That's not to say a case becomes unsolvable thanks to poor investigation and interrogation techniques. You will get your man, it may just not be the correct one, or the eventual case before the judge may be paper thin. What's more, the game provides plenty of moral gray areas during various cases. Your case against one suspect may be ironclad, but it'll look much better in the papers if the known child molester or communist sympathizer is put away, and your boss will tell you so.
The other key aspect to the interview part, and one of the most amazing technological advances in video game history, is the face capture, which is basically motion capture done one better. The voice actors were not simply sitting in a recording studio reading their lines. Virtually everyone had their faces motion-captured while doing so, recording every expression from all possible angles, and has transported that into the game. You'll see Cole raise his eyebrows and at a surprising revelation, and his face shows true human emotion especially at key plot points. While grilling suspects, you'll notice their reactions while you try to decipher what they've told you is true or false.

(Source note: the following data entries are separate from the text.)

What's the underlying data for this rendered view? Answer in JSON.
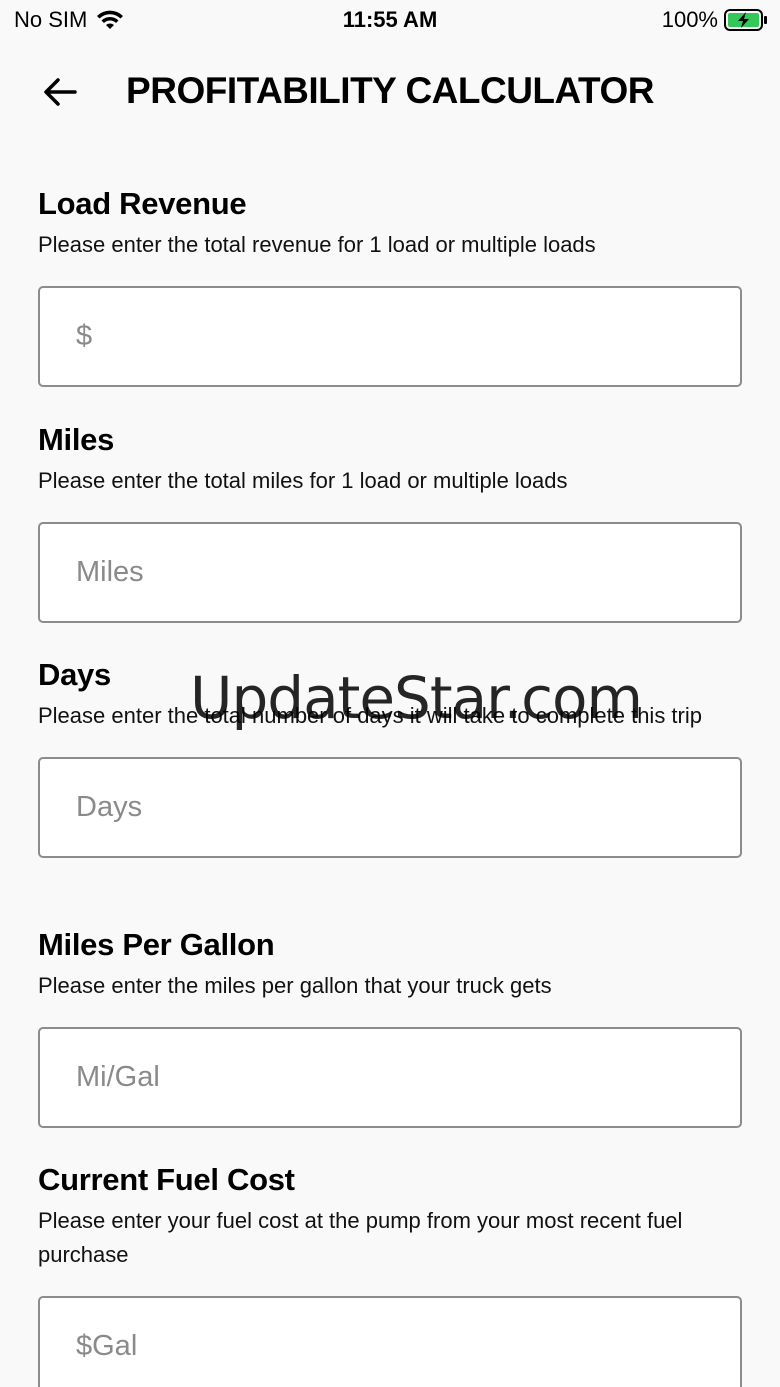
{
  "status_bar": {
    "carrier": "No SIM",
    "time": "11:55 AM",
    "battery_percent": "100%",
    "wifi_icon": "wifi-icon",
    "battery_icon": "battery-charging-icon",
    "battery_color": "#34c759"
  },
  "header": {
    "back_icon": "arrow-left-icon",
    "title": "PROFITABILITY CALCULATOR"
  },
  "form": {
    "fields": [
      {
        "label": "Load Revenue",
        "help": "Please enter the total revenue for 1 load or multiple loads",
        "placeholder": "$",
        "value": ""
      },
      {
        "label": "Miles",
        "help": "Please enter the total miles for 1 load or multiple loads",
        "placeholder": "Miles",
        "value": ""
      },
      {
        "label": "Days",
        "help": "Please enter the total number of days it will take to complete this trip",
        "placeholder": "Days",
        "value": ""
      },
      {
        "label": "Miles Per Gallon",
        "help": "Please enter the miles per gallon that your truck gets",
        "placeholder": "Mi/Gal",
        "value": ""
      },
      {
        "label": "Current Fuel Cost",
        "help": "Please enter your fuel cost at the pump from your most recent fuel purchase",
        "placeholder": "$Gal",
        "value": ""
      }
    ]
  },
  "watermark": "UpdateStar.com"
}
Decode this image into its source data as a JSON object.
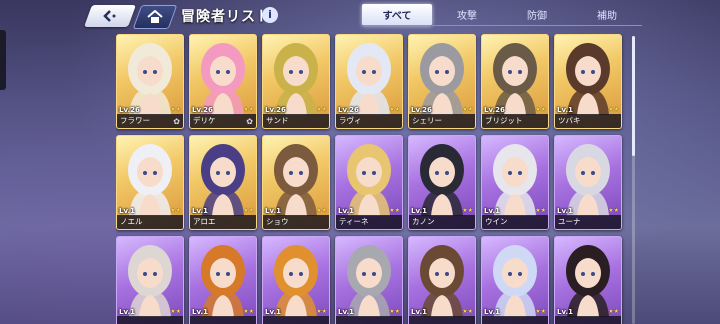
{
  "header": {
    "title": "冒険者リスト",
    "info_label": "i"
  },
  "tabs": [
    {
      "label": "すべて",
      "active": true
    },
    {
      "label": "攻撃",
      "active": false
    },
    {
      "label": "防御",
      "active": false
    },
    {
      "label": "補助",
      "active": false
    }
  ],
  "colors": {
    "gold_card": "#f2c866",
    "purple_card": "#a771e0",
    "active_tab": "#ffffff"
  },
  "adventurers": [
    {
      "name": "フラワー",
      "level": "Lv.26",
      "rarity": "gold",
      "hair": "#f2ead8",
      "emblem": true
    },
    {
      "name": "デリケ",
      "level": "Lv.26",
      "rarity": "gold",
      "hair": "#f49ac0",
      "emblem": true
    },
    {
      "name": "サンド",
      "level": "Lv.26",
      "rarity": "gold",
      "hair": "#c9b24a",
      "emblem": false
    },
    {
      "name": "ラヴィ",
      "level": "Lv.26",
      "rarity": "gold",
      "hair": "#e4e8f4",
      "emblem": false
    },
    {
      "name": "シェリー",
      "level": "Lv.26",
      "rarity": "gold",
      "hair": "#9a9aa0",
      "emblem": false
    },
    {
      "name": "ブリジット",
      "level": "Lv.26",
      "rarity": "gold",
      "hair": "#6a5a48",
      "emblem": false
    },
    {
      "name": "ツバキ",
      "level": "Lv.1",
      "rarity": "gold",
      "hair": "#5a3a2a",
      "emblem": false
    },
    {
      "name": "ノエル",
      "level": "Lv.1",
      "rarity": "gold",
      "hair": "#eef0f6",
      "emblem": false
    },
    {
      "name": "アロエ",
      "level": "Lv.1",
      "rarity": "gold",
      "hair": "#4a3f86",
      "emblem": false
    },
    {
      "name": "ショウ",
      "level": "Lv.1",
      "rarity": "gold",
      "hair": "#7b5a3e",
      "emblem": false
    },
    {
      "name": "ティーネ",
      "level": "Lv.1",
      "rarity": "purple",
      "hair": "#e8c570",
      "emblem": false
    },
    {
      "name": "カノン",
      "level": "Lv.1",
      "rarity": "purple",
      "hair": "#2a2a36",
      "emblem": false
    },
    {
      "name": "ウイン",
      "level": "Lv.1",
      "rarity": "purple",
      "hair": "#e6e6ec",
      "emblem": false
    },
    {
      "name": "ユーナ",
      "level": "Lv.1",
      "rarity": "purple",
      "hair": "#d8d8e2",
      "emblem": false
    },
    {
      "name": "",
      "level": "Lv.1",
      "rarity": "purple",
      "hair": "#ddd6d2",
      "emblem": false
    },
    {
      "name": "",
      "level": "Lv.1",
      "rarity": "purple",
      "hair": "#d67a2a",
      "emblem": false
    },
    {
      "name": "",
      "level": "Lv.1",
      "rarity": "purple",
      "hair": "#e0902e",
      "emblem": false
    },
    {
      "name": "",
      "level": "Lv.1",
      "rarity": "purple",
      "hair": "#a8a8b0",
      "emblem": false
    },
    {
      "name": "",
      "level": "Lv.1",
      "rarity": "purple",
      "hair": "#6a4a34",
      "emblem": false
    },
    {
      "name": "",
      "level": "Lv.1",
      "rarity": "purple",
      "hair": "#cfd8f4",
      "emblem": false
    },
    {
      "name": "",
      "level": "Lv.1",
      "rarity": "purple",
      "hair": "#2a1e22",
      "emblem": false
    }
  ]
}
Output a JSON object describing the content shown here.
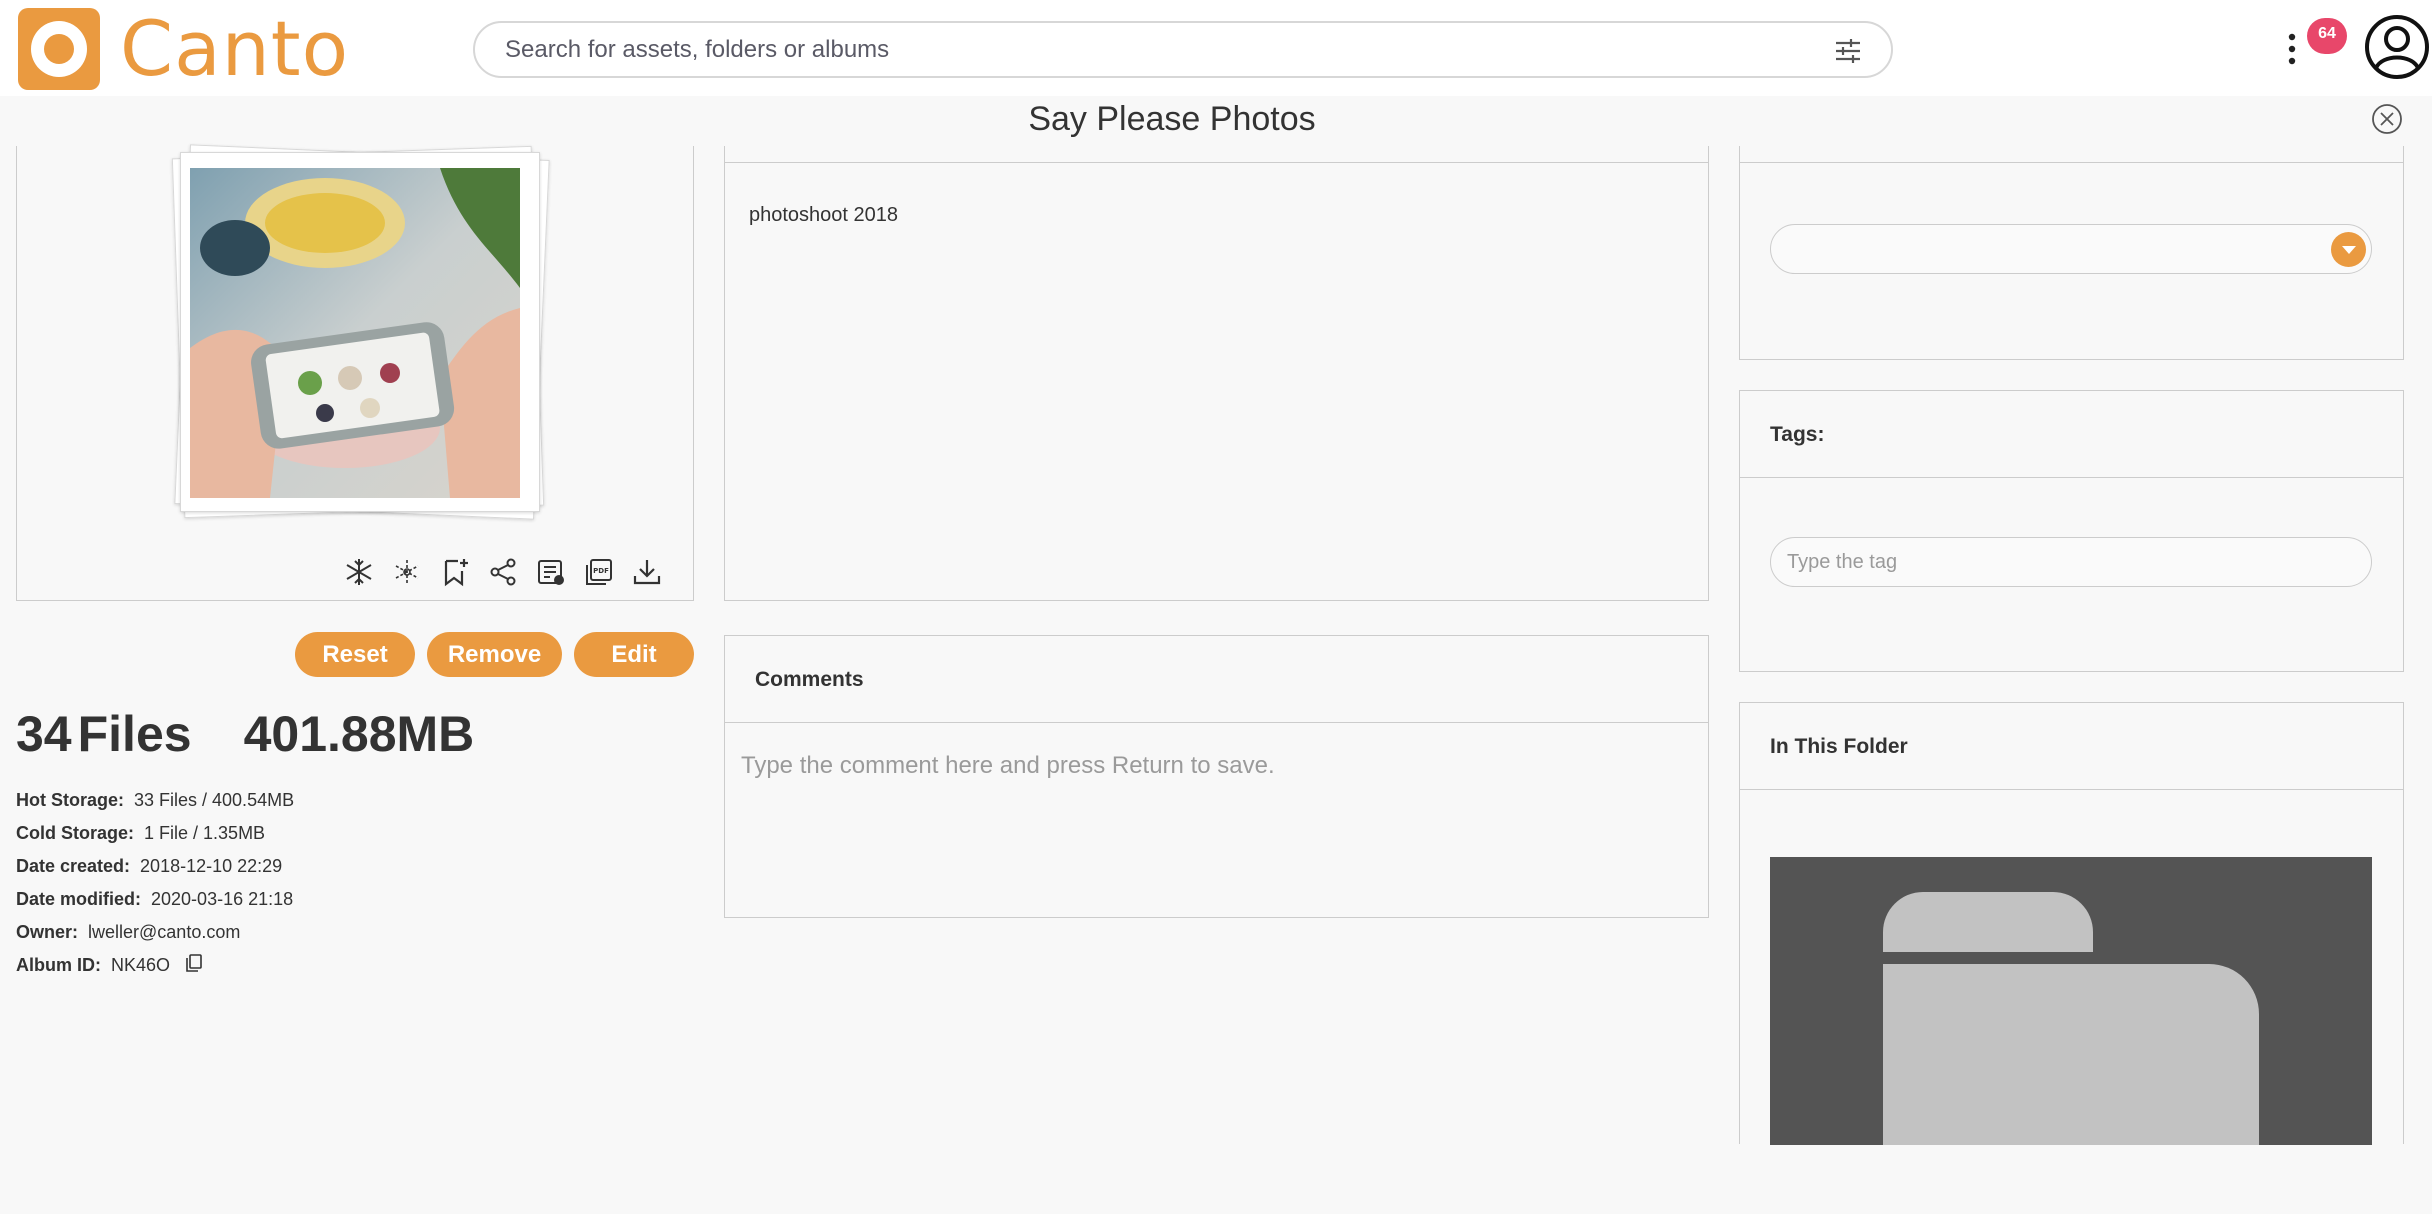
{
  "app": {
    "logo_text": "Canto",
    "brand_color": "#ea9a40",
    "notification_count": "64"
  },
  "search": {
    "placeholder": "Search for assets, folders or albums"
  },
  "album": {
    "title": "Say Please Photos",
    "description": "photoshoot 2018"
  },
  "buttons": {
    "reset": "Reset",
    "remove": "Remove",
    "edit": "Edit"
  },
  "toolbar_icons": [
    "snowflake-icon",
    "thaw-icon",
    "bookmark-add-icon",
    "share-icon",
    "metadata-icon",
    "pdf-icon",
    "download-icon"
  ],
  "totals": {
    "files_count": "34",
    "files_label": "Files",
    "size": "401.88MB"
  },
  "meta": {
    "hot_storage_label": "Hot Storage:",
    "hot_storage_value": "33 Files / 400.54MB",
    "cold_storage_label": "Cold Storage:",
    "cold_storage_value": "1 File / 1.35MB",
    "date_created_label": "Date created:",
    "date_created_value": "2018-12-10 22:29",
    "date_modified_label": "Date modified:",
    "date_modified_value": "2020-03-16 21:18",
    "owner_label": "Owner:",
    "owner_value": "lweller@canto.com",
    "album_id_label": "Album ID:",
    "album_id_value": "NK46O"
  },
  "comments": {
    "heading": "Comments",
    "placeholder": "Type the comment here and press Return to save."
  },
  "tags": {
    "heading": "Tags:",
    "placeholder": "Type the tag"
  },
  "folder": {
    "heading": "In This Folder"
  }
}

Tip: if they're not making much eye contact, they're probably lying to you.
Cole, voiced (and, well, faced) by Mad Men actor Aaron Staton, is not as instantly likable as other Rockstar protagonists such as Niko Bellic, John Marston, or Tommy Vercetti, and this is probably expected as unlike the others, he's on the right side of the law. An idealistic goody-two-shoes cop sticks out like a sore thumb compared to Red Dead Redemption's outlaw Marston or Vice City's ex-con Vercetti. Over time, though, Phelps grew on me, and Staton's voice acting helped in that regard.
As with every Rockstar game, the writing and voice acting is truly a highlight. While there aren't any big names among the cast (Staton is recognizable, but only to Mad Men fans), every part is well acted. A few twists and turns are blatantly obvious (your partner on the Vice desk is on the take? Shocking!), but the storyline is intriguing, the dialogue outstanding and how each desk's seemingly individual cases end up tying together is nothing short of fascinating.
Those expecting another GTA game will actually be disappointed. I'd still classify L.A. Noire as an open-world game, but the only free-roam part has you driving around, locating real landmarks in 1940s Los Angeles, answering to street crimes that come over the police radio. Those expecting to start murdering random pedestrians and seeing how many cars they can blow up should just pop in their copy of GTA IV, as that's just not possible. You're a cop, remember?
L.A. Noire is not gaming perfection, however. For all the gushing I've done above, the action sequences peppered in generally land with a resounding meh, as it's been done before in other games and done better, especially in other Rockstar games. If the LAPD thing doesn't work out for Cole, he should consider a career as a distance runner. The guy can run for hours, that's for sure. I'm willing to let the pedestrian action scenes slide, as it's clear they're not the focus of the game. They let you skip most of them for a reason. Truth is, it's really not much of a game, but I can't really call that a knock on it when I couldn't put the controller down until the main story line was finished.
What Rockstar and primary developer Team Bondi have done with L.A. Noire is nothing short of remarkable. The landmark face capture technology has set the bar for all future games (we're looking at you, Bioware), and while those seeking Grand Theft Auto V will have to look elsewhere, those who want a fascinating story written and acted well will find what they're looking for.